If you crave to know more about the man behind the myth, there is no better reference than Walter Isaacson’s latest work. Having penned biographies on Albert Einstein and Benjamin Franklin, Isaacson sees Jobs as a fitting successor: “Each of them had an intuitive genius, a creative imagination, an ability to think differently, and the type of magical mind that it takes to be an innovator.” The book is based on intense interviews with Jobs, his family, friends and colleagues, getting under the fingernails of what it was to be and know Jobs.

According to Isaacson: “This book is about the rollercoaster life and searingly intense personality of a creative entrepreneur whose passion for perfection and ferocious drive revolutionised six industries: personal computers, animated movies, music, phones, tablet computing, and digital publishing.” In fact, he thinks of adding “a seventh: retail stores, which Jobs did not quite revolutionise, but he did reimagine. Plus, he opened the way for a new market for digital content based on apps rather than just websites.”

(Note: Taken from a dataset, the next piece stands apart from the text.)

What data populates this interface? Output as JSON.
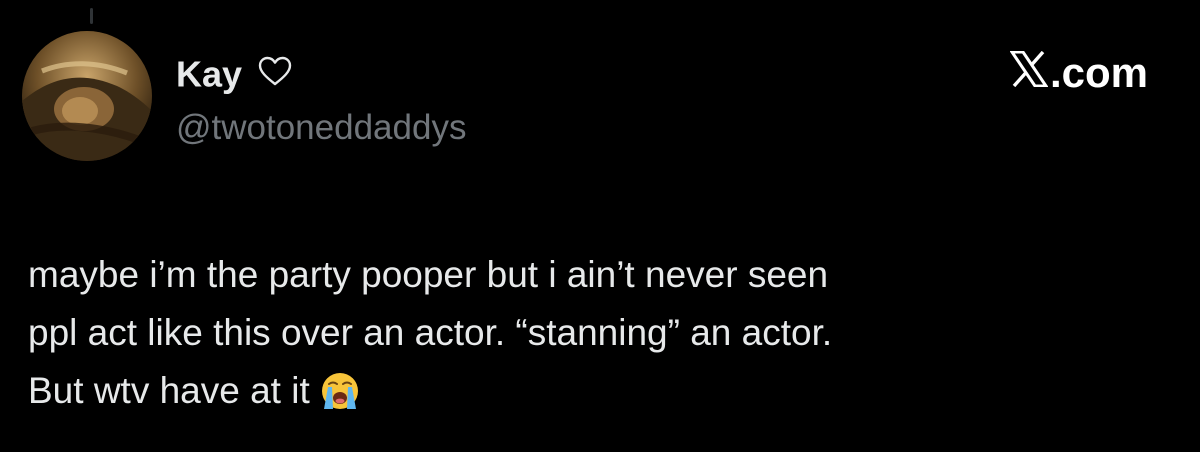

Isaacson’s book isn’t for uncritical fans – those looking for inspiration on how to live will come away disappointed. Through extensive interviews, Jobs was heavily involved in contributing to the book, but he wanted it to be independent. Before Jobs went to meet his maker – no doubt he is currently lambasting him or her on the flawed intelligence of his own design – he asked Isaacson if there was stuff in it that he wouldn’t like. Isaacson said “yes” and Jobs was content. He knew the components of a good story.

There is an error underpinning the way many people think about Jobs. Too many see him as the anti-business businessman. He certainly had a San Franciscan outlook, but he was first and foremost a supreme chief executive. His most cultish followers can’t accept that he was driven by the same instincts as other business people. They don’t know that business, like rock-and-roll, is all about giving the people what they want. Jobs’s genius, which he shares with his teenage obsession Bob Dylan, was in knowing what people wanted before they did. As Dylan forced electric guitar on his audience in 1965, Jobs pushed the people to accept the marriage of his technological vision, built upon his intense passion for aesthetics.

Isaacson concludes: “The unified field theory that ties together Jobs’s personality and products begins with his most salient trait: his intensity. His silences could be as searing as his rants; he had taught himself to stare without blinking.” This intensity, according to Isaacson, “encouraged a binary view of the world.” For Jobs, things were deeply flawed until they were perfect. And here lies the irony. This man who was built up by many as the anti-Bill Gates was an unpleasant man to work for. In many companies Jobs would have faced rebellion or been sacked. Thankfully for Apple’s consumers and shareholders, his genius was protected.

Through his obsessive attention to detail, Jobs implemented his genius every single day. Yet he also made the right bold strategic decisions. Isaacson notes that while Microsoft allowed Windows to be “promiscuously licensed” the Macintosh operating system wasn’t. This led to Microsoft dominating the market and as any management book of the time would tell you – Bill Gates and Microsoft were declared the winners.

But Apple’s bottom line remained strong. It may have had only 7 per cent of the industry’s revenue in 2010, but it was taking 35 per cent of its operating profits. “More significantly,” explains Isaacson, “in the early 2000s Jobs’s insistence on end-to-end integration gave Apple an advantage in developing a digital hub strategy.”

By force of character, Jobs managed to ward off the computer industry’s relentless creative destruction. When he left for the last time, Apple was in its prime and Isaacson’s book is a detailed snapshot of the life of the genius who made it happen.

Steve Jobs: The Exclusive Biography by Walter Isaacson is published by Little, Brown: £25 hardback and £12.99 eBook.